The US Air Force is weighing what penalties it should apply to Boeing for the delay of the KC-46 program. Meanwhile, Boieng has abandoned efforts to fix a problem with the refueling boom using software and will instead modify the boom itself.
The penalties will be applied to Boeing because the manufacturer did not respect the August deadline for the delivery of 18 KC-46A tankers.
A week ago, after a review of the schedule with Boeing, the US Air Force announced that the first delivery will happen five months late and that they won’t be operational until nine months after that.
The new refueling tankers will be able to refuel aircraft in two ways: from a rigid boom that extends from the fuselage or from a flexible hose released under the fuselage.
However the first aircraft will not be able to refuel from similar hoses attached to pods on each wing. This capability, which allows two fighter jets to be refueled simultaneously, won’t be added until October 2018.
Boeing attributed the delays to “ongoing complexities associated with qualification and certification” of the aircraft’s refueling system, as well as the time needed to retrofit changes to the tankers already built.
One of the problems is that when the tanker connects to a large aircraft such as the C-17, unacceptable stress loads are supplies along the axis of the boom. To solve this huge problem, Boeing had been testing a software fix that attempted to better synchronize the in-flight movement of the tanker relative to the receiving aircraft.
Boeing has now decided that a hardware fix is needed because a software fix didn’t fix the problem.

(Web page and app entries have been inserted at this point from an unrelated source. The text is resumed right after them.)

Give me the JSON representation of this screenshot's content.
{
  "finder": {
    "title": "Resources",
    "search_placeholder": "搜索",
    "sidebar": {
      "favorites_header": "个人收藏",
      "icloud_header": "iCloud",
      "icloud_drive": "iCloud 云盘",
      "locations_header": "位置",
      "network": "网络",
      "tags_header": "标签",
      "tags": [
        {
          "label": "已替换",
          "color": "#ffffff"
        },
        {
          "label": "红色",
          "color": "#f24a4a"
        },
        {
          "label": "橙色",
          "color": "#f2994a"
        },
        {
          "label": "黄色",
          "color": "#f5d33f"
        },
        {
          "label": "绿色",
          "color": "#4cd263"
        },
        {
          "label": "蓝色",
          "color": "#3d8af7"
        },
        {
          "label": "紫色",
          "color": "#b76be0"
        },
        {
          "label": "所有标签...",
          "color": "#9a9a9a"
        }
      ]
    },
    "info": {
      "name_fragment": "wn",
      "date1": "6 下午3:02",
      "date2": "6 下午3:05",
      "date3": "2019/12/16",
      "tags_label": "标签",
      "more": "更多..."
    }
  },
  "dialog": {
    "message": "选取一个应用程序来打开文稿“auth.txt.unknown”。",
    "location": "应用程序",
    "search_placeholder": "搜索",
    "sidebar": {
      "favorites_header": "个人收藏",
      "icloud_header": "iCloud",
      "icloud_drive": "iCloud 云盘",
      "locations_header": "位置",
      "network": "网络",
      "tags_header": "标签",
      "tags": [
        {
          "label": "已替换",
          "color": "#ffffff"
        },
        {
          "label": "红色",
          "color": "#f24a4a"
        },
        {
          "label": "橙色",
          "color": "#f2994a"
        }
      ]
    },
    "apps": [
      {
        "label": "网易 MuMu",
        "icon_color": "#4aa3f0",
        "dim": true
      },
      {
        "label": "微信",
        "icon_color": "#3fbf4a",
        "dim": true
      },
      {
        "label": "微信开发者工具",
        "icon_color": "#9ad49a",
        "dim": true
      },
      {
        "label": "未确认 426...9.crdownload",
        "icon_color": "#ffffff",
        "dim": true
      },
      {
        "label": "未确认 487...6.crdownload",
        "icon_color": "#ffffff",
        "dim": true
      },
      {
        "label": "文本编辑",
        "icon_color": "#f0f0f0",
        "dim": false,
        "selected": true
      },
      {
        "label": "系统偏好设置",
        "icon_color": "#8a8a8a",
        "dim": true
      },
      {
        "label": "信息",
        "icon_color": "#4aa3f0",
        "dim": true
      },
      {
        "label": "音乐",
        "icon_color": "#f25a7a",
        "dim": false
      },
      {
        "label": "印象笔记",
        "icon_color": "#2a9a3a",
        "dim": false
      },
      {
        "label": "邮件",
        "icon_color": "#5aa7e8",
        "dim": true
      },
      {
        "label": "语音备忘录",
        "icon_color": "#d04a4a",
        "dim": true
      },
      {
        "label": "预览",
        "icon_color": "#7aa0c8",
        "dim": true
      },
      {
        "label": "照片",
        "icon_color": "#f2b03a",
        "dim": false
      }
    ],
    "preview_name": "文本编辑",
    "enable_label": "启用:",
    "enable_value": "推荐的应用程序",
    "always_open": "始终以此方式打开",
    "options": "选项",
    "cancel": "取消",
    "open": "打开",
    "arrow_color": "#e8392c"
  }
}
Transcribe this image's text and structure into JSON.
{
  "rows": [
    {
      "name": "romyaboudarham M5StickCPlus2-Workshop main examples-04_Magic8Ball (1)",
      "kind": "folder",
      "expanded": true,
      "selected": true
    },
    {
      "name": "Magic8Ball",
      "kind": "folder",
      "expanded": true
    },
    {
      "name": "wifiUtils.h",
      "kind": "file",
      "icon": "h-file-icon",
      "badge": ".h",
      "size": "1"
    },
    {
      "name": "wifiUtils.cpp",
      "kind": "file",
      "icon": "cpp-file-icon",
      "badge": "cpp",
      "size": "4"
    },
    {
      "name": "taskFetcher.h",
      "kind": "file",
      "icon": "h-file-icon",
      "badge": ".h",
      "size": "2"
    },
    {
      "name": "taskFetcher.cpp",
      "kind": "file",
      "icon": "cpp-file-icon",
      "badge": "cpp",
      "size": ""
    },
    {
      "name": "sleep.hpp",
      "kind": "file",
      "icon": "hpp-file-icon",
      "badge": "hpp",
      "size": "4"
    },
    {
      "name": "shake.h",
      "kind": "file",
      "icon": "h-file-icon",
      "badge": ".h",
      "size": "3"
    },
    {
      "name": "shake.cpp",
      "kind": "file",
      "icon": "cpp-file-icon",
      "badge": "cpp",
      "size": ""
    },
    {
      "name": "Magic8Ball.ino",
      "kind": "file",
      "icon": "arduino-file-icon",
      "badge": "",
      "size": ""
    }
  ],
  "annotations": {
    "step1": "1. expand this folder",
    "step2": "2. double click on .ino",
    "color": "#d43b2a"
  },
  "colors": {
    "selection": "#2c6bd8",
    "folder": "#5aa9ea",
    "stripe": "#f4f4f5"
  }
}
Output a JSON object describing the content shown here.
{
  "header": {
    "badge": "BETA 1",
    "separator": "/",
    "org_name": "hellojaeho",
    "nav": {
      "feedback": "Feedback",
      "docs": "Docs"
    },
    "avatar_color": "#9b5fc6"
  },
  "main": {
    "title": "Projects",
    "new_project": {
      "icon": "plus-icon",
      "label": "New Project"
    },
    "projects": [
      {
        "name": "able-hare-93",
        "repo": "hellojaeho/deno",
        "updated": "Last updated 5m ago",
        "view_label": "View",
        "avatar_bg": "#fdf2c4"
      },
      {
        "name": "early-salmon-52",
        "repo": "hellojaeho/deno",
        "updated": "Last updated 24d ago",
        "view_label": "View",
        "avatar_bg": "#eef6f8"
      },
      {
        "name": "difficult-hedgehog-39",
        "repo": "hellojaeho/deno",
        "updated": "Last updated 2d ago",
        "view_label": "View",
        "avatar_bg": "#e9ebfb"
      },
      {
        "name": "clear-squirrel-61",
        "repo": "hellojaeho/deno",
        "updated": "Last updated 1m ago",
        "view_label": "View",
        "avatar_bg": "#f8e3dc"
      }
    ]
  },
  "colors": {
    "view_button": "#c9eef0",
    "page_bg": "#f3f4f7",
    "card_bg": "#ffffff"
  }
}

It’s unclear what compensation the Pentagon will ask for, because the contract with Boeing “does not contain pre-defined penalties for missing schedule deadlines”.